**ASSIGNED TASK**
Since only part of the material is needed, please repeat exactly the line that includes "Enumerate this screenshot's" and every line after it, up to the last.
[[ STUDY MATERIAL open ]]
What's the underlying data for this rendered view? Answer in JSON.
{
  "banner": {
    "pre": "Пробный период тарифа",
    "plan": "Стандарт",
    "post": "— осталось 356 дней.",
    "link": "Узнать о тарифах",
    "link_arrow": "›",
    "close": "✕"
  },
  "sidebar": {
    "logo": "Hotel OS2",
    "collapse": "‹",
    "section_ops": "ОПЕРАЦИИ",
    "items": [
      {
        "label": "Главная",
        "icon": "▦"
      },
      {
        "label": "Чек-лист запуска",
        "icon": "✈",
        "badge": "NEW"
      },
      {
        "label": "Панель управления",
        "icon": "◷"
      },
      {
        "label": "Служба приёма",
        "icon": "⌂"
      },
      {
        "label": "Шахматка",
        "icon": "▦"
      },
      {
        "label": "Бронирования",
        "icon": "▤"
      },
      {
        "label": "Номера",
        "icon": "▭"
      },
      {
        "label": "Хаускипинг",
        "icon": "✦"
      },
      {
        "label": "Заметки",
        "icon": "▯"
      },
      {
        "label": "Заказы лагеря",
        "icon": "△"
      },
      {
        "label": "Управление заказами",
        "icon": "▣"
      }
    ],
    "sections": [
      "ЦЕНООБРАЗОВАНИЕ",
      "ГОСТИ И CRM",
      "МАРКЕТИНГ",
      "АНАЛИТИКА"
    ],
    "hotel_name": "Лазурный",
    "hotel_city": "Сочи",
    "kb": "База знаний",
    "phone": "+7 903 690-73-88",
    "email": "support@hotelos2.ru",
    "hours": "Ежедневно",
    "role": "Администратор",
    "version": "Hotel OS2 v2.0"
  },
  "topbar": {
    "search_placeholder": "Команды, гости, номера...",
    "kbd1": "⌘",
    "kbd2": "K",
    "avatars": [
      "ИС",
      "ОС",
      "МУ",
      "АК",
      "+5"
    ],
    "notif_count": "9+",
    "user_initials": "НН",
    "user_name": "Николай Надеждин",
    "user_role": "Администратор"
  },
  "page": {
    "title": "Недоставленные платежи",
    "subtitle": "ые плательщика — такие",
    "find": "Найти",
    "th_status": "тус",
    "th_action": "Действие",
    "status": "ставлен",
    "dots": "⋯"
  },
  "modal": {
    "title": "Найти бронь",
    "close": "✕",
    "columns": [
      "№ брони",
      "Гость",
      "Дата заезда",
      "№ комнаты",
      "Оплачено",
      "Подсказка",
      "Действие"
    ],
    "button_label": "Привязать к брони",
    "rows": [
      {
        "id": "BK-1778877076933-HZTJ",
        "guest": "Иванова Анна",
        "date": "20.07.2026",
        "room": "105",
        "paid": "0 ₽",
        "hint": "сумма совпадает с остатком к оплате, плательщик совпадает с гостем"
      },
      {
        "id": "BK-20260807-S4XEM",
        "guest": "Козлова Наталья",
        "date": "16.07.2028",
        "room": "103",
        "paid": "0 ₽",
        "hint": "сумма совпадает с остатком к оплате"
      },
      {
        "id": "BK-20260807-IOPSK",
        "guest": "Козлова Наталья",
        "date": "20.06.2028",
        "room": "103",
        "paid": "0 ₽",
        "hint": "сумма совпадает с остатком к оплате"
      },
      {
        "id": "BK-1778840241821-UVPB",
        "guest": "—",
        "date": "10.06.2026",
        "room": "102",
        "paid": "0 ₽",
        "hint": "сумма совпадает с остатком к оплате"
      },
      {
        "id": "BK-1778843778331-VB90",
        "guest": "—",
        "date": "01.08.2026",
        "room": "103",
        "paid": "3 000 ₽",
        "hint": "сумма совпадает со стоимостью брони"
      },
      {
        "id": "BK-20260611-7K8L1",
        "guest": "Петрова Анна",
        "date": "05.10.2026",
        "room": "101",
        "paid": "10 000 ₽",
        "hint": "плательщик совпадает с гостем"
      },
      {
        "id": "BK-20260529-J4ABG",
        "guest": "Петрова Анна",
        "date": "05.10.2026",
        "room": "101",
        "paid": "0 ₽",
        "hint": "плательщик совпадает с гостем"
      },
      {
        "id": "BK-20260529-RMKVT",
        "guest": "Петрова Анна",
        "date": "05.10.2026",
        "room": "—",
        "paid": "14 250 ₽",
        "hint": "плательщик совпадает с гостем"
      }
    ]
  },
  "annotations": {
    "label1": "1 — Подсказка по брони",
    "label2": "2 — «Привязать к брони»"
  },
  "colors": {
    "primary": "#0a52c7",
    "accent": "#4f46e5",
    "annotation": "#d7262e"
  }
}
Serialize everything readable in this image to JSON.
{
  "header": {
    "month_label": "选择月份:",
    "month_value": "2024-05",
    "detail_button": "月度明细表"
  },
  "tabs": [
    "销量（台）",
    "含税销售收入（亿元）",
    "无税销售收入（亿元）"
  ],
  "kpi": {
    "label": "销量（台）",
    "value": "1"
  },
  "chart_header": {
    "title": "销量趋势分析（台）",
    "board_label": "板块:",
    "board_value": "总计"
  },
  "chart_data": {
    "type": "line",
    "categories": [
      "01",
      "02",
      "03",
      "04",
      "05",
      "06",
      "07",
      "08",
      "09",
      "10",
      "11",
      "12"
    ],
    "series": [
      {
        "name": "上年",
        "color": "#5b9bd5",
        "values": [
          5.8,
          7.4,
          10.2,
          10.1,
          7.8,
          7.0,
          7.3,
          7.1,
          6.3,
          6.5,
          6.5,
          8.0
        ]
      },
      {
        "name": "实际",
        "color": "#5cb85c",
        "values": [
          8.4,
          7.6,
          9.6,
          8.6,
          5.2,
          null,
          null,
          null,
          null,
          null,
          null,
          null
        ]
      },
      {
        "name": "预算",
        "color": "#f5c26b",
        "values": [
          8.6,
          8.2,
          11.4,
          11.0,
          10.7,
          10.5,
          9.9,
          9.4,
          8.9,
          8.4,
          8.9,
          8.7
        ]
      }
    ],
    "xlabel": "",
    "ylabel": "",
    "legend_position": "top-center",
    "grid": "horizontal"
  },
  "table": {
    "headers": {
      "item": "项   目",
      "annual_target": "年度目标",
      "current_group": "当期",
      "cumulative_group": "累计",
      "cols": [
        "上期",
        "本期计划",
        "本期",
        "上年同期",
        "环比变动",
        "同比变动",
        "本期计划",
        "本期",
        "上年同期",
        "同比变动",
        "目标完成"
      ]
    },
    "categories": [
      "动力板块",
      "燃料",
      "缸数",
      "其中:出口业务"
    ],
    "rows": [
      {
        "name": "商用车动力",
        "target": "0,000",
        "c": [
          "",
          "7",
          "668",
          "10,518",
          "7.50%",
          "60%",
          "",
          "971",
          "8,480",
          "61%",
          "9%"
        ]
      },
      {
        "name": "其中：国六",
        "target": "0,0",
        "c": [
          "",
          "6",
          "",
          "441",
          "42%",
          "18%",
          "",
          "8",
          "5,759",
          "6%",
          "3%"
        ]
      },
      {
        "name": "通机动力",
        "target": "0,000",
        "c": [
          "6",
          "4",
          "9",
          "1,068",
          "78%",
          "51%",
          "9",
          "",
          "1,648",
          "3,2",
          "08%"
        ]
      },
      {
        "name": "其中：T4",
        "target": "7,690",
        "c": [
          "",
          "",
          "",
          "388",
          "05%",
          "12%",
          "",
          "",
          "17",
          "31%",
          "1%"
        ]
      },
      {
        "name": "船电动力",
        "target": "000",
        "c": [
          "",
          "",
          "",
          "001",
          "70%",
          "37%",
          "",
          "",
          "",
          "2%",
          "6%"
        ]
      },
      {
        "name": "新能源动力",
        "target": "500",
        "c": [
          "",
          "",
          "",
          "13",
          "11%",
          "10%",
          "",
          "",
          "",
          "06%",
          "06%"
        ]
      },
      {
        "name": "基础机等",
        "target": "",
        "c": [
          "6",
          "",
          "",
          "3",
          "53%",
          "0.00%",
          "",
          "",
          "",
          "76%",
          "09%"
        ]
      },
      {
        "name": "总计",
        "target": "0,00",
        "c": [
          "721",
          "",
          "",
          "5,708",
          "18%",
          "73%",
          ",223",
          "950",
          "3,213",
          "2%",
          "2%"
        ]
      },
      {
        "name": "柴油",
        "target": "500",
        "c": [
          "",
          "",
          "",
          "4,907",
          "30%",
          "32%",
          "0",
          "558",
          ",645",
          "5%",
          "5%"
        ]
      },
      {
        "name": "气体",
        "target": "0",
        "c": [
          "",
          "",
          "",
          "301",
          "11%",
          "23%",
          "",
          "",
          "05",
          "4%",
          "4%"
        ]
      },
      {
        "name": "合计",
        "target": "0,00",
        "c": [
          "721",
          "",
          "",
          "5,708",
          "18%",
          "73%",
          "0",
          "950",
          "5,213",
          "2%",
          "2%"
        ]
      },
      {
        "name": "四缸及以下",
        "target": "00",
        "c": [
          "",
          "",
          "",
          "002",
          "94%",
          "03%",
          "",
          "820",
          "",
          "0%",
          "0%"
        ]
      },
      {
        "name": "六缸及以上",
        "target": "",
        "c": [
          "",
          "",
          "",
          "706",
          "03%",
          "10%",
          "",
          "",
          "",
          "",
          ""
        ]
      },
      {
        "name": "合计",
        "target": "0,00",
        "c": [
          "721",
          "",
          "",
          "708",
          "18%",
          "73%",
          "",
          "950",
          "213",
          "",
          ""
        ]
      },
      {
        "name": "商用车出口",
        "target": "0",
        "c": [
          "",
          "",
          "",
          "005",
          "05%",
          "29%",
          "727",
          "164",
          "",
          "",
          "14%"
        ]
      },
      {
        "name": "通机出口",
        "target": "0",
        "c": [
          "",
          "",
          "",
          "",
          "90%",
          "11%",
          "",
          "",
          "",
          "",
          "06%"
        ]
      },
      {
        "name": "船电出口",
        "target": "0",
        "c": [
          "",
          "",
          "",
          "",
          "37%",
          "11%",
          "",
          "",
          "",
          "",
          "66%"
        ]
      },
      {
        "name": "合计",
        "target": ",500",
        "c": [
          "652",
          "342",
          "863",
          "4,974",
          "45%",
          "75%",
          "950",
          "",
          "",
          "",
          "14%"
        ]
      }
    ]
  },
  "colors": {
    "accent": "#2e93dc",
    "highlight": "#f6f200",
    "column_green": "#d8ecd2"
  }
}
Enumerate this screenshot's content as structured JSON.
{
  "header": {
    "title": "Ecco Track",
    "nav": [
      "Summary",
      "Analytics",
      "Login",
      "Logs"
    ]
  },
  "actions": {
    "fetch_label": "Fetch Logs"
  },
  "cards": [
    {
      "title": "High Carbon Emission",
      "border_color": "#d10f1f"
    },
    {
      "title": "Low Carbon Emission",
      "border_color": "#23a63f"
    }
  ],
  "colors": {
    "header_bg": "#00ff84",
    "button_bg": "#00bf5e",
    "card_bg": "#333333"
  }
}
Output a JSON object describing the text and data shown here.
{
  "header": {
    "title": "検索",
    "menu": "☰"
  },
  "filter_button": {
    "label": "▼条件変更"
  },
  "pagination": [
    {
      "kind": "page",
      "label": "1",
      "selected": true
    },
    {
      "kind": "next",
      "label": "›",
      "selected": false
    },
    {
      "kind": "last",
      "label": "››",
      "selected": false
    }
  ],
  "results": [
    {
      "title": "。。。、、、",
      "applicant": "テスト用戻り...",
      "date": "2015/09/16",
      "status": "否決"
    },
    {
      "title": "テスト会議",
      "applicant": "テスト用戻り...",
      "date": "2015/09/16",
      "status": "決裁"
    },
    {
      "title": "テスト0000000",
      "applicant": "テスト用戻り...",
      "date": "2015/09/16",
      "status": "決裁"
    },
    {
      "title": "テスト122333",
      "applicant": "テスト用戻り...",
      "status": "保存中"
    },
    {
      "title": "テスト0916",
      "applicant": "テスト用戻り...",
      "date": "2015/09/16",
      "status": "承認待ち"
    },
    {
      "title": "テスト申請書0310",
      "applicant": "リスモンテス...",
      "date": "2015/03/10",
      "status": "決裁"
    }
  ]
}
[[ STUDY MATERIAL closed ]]
**SOLUTION TO THIS PROBLEM**
Enumerate this screenshot's content as structured JSON.
{
  "header": {
    "title": "Ecco Track",
    "nav": [
      "Summary",
      "Analytics",
      "Login",
      "Logs"
    ]
  },
  "actions": {
    "fetch_label": "Fetch Logs"
  },
  "cards": [
    {
      "title": "High Carbon Emission",
      "border_color": "#d10f1f"
    },
    {
      "title": "Low Carbon Emission",
      "border_color": "#23a63f"
    }
  ],
  "colors": {
    "header_bg": "#00ff84",
    "button_bg": "#00bf5e",
    "card_bg": "#333333"
  }
}
Output a JSON object describing the text and data shown here.
{
  "header": {
    "title": "検索",
    "menu": "☰"
  },
  "filter_button": {
    "label": "▼条件変更"
  },
  "pagination": [
    {
      "kind": "page",
      "label": "1",
      "selected": true
    },
    {
      "kind": "next",
      "label": "›",
      "selected": false
    },
    {
      "kind": "last",
      "label": "››",
      "selected": false
    }
  ],
  "results": [
    {
      "title": "。。。、、、",
      "applicant": "テスト用戻り...",
      "date": "2015/09/16",
      "status": "否決"
    },
    {
      "title": "テスト会議",
      "applicant": "テスト用戻り...",
      "date": "2015/09/16",
      "status": "決裁"
    },
    {
      "title": "テスト0000000",
      "applicant": "テスト用戻り...",
      "date": "2015/09/16",
      "status": "決裁"
    },
    {
      "title": "テスト122333",
      "applicant": "テスト用戻り...",
      "status": "保存中"
    },
    {
      "title": "テスト0916",
      "applicant": "テスト用戻り...",
      "date": "2015/09/16",
      "status": "承認待ち"
    },
    {
      "title": "テスト申請書0310",
      "applicant": "リスモンテス...",
      "date": "2015/03/10",
      "status": "決裁"
    }
  ]
}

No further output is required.